Aida’s care pre- and post-delivery in Palo Alto was only a fraction of the mounting expenses for Erika and Eva, who saw multiple specialists during their early months.
Neither the family nor hospital officials said they knew the total of the twins’ medical bills. So far, the Sandovals said the fees largely have been covered by Art’s health care insurance through his work, with additional help from Medi-Cal.
Aida travels to Palo Alto every few weeks, either with Art or one of her children, to have the girls weighed and discuss any problems with Dr. Hartman. He and the care team are focused on getting the twins to put on weight. They appear to share at least part of a gastrointestinal tract, and it’s not clear if they’re absorbing nutrition equally, which doctors say may be a factor in their size difference.
In the fall, Dr. Hartman plans to do an exploratory procedure to better understand what they share internally.

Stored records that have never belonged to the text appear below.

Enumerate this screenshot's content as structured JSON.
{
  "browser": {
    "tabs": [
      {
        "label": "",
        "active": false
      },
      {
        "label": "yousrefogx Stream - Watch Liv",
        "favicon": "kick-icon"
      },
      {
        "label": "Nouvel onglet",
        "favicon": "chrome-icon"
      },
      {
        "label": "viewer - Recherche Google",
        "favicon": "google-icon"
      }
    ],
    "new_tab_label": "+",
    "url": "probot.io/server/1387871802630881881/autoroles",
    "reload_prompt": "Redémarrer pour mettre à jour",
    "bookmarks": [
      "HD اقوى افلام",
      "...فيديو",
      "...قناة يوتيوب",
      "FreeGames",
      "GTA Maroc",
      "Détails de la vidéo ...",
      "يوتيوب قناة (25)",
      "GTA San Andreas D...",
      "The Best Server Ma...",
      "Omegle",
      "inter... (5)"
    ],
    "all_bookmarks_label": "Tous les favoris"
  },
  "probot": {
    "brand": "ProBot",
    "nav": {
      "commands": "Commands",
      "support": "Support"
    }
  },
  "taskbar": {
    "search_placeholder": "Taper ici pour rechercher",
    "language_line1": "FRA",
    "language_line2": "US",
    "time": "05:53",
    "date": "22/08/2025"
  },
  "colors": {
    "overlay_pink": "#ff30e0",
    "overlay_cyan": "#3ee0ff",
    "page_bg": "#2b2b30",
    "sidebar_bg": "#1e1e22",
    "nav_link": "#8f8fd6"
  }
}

The separation surgery likely will not take place until 2016, sometime before the twins’ second birthdays.
The complex, 10-to-20-hour surgery will require tissue expanders and skin grafting. “The butterfly” – or their third leg – likely will play an important part in their transformation, providing extra skin to patch the areas that remain exposed once their tiny bodies are finally separated.
While Hartman feels confident that the girls will survive the procedure, he’s unsure if they’ll ever walk, or even stand. Each girl will have one natural leg, and will likely require the assistance of prosthetic limbs. Their fused liver can be split into a functional organ for each child, the doctor said.
For now, the family is adjusting to having the twins at home. Emilio Sandoval, who graduated from Antelope High School in June and joined the U.S. Army, said he’s become comfortable with his baby sisters.
“Holding them at first, I was a little scared,” he said before leaving for boot camp. “I thought maybe I would break them.”
With Emilio stationed in Oklahoma and oldest daughter Aniza now living in Los Angeles, Esmeralda Sandoval is the only sibling living close. She said she would like to help raise her sisters with the same strength and grace her parents have shown.
“My mom has always taught us to love who you are and what you have to offer,” Esmeralda said. “I want to be that second support to show them there is nothing wrong with who they are going to grow up to be, whatever is going to happen.”
▪ Conjoined twins occur when a single egg starts to divide into two, but stops. Conjoined twins are genetically identical, which means they’re always the same sex.
▪ Extremely rare, conjoined twins occur roughly once in every 200,000 live births. Roughly 70 percent are girls.
▪ About 40 to 60 percent of conjoined pregnancies result in stillbirths.
▪ There are about a dozen different types of conjoined twins. Two of the most common are thoracopagus (conjoined at the upper torso) and omphalopagus (conjoined from breastbone to waist)
▪ Perhaps the most famous set of conjoined twins was Eng and Chang Bunker, born in Siam (now Thailand) in 1811. Joined at the lower chest, the brothers were exhibited worldwide in circus shows before settling in the United States, where they married two sisters and had more than 20 children. They were farmers in North Carolina, where they lived until 1874. Never separated, they died within hours of each other at age 62.
Source: University of Maryland Medical Center
How to help
To help cover the Sandoval twins’ ongoing medical expenses, a donation account has been set up through Chase Bank. Donation checks can be sent to: Sandoval Twins Medical Donation Account, P.O. Box 1992, North Highlands, CA 95660.